WHAT THIS TASK INVOLVES -
Reproduce, without alteration, every line of the data; exclude the images.
● ● ● ●
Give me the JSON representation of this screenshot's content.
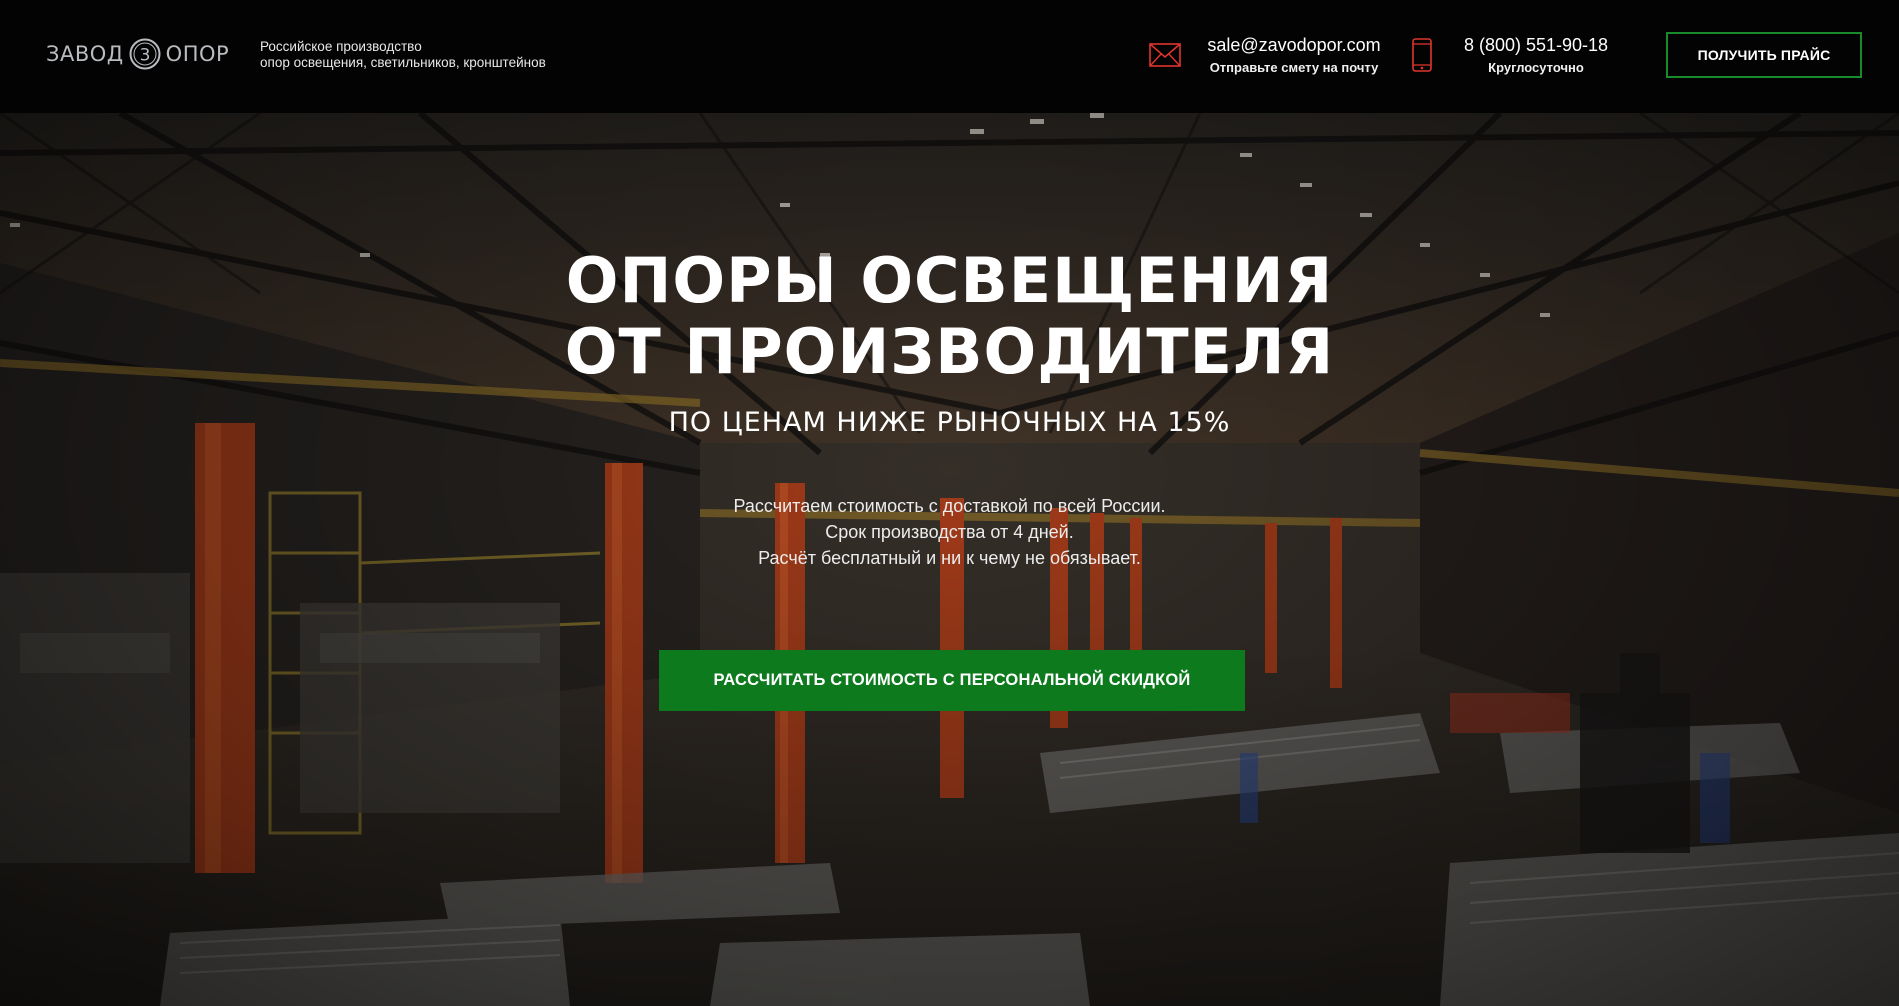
{
  "header": {
    "logo": {
      "word_left": "ЗАВОД",
      "mark_letter": "3",
      "word_right": "ОПОР",
      "icon": "factory-logo-icon"
    },
    "tagline": {
      "line1": "Российское производство",
      "line2": "опор освещения, светильников, кронштейнов"
    },
    "email": {
      "icon": "mail-icon",
      "address": "sale@zavodopor.com",
      "caption": "Отправьте смету на почту"
    },
    "phone": {
      "icon": "phone-icon",
      "number": "8 (800) 551-90-18",
      "caption": "Круглосуточно"
    },
    "price_button": "ПОЛУЧИТЬ ПРАЙС"
  },
  "hero": {
    "title_line1": "ОПОРЫ ОСВЕЩЕНИЯ",
    "title_line2": "ОТ ПРОИЗВОДИТЕЛЯ",
    "subtitle": "ПО ЦЕНАМ НИЖЕ РЫНОЧНЫХ НА 15%",
    "text_line1": "Рассчитаем стоимость с доставкой по всей России.",
    "text_line2": "Срок производства от 4 дней.",
    "text_line3": "Расчёт бесплатный и ни к чему не обязывает.",
    "cta_button": "РАССЧИТАТЬ СТОИМОСТЬ С ПЕРСОНАЛЬНОЙ СКИДКОЙ",
    "background": "factory-hall-photo"
  },
  "colors": {
    "accent_green": "#0c7a1d",
    "button_border_green": "#188a2c",
    "icon_red": "#e0342c",
    "header_bg": "#030303"
  }
}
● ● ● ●
TASK ANSWER -
Give me the JSON representation of this screenshot's content.
{
  "header": {
    "logo": {
      "word_left": "ЗАВОД",
      "mark_letter": "3",
      "word_right": "ОПОР",
      "icon": "factory-logo-icon"
    },
    "tagline": {
      "line1": "Российское производство",
      "line2": "опор освещения, светильников, кронштейнов"
    },
    "email": {
      "icon": "mail-icon",
      "address": "sale@zavodopor.com",
      "caption": "Отправьте смету на почту"
    },
    "phone": {
      "icon": "phone-icon",
      "number": "8 (800) 551-90-18",
      "caption": "Круглосуточно"
    },
    "price_button": "ПОЛУЧИТЬ ПРАЙС"
  },
  "hero": {
    "title_line1": "ОПОРЫ ОСВЕЩЕНИЯ",
    "title_line2": "ОТ ПРОИЗВОДИТЕЛЯ",
    "subtitle": "ПО ЦЕНАМ НИЖЕ РЫНОЧНЫХ НА 15%",
    "text_line1": "Рассчитаем стоимость с доставкой по всей России.",
    "text_line2": "Срок производства от 4 дней.",
    "text_line3": "Расчёт бесплатный и ни к чему не обязывает.",
    "cta_button": "РАССЧИТАТЬ СТОИМОСТЬ С ПЕРСОНАЛЬНОЙ СКИДКОЙ",
    "background": "factory-hall-photo"
  },
  "colors": {
    "accent_green": "#0c7a1d",
    "button_border_green": "#188a2c",
    "icon_red": "#e0342c",
    "header_bg": "#030303"
  }
}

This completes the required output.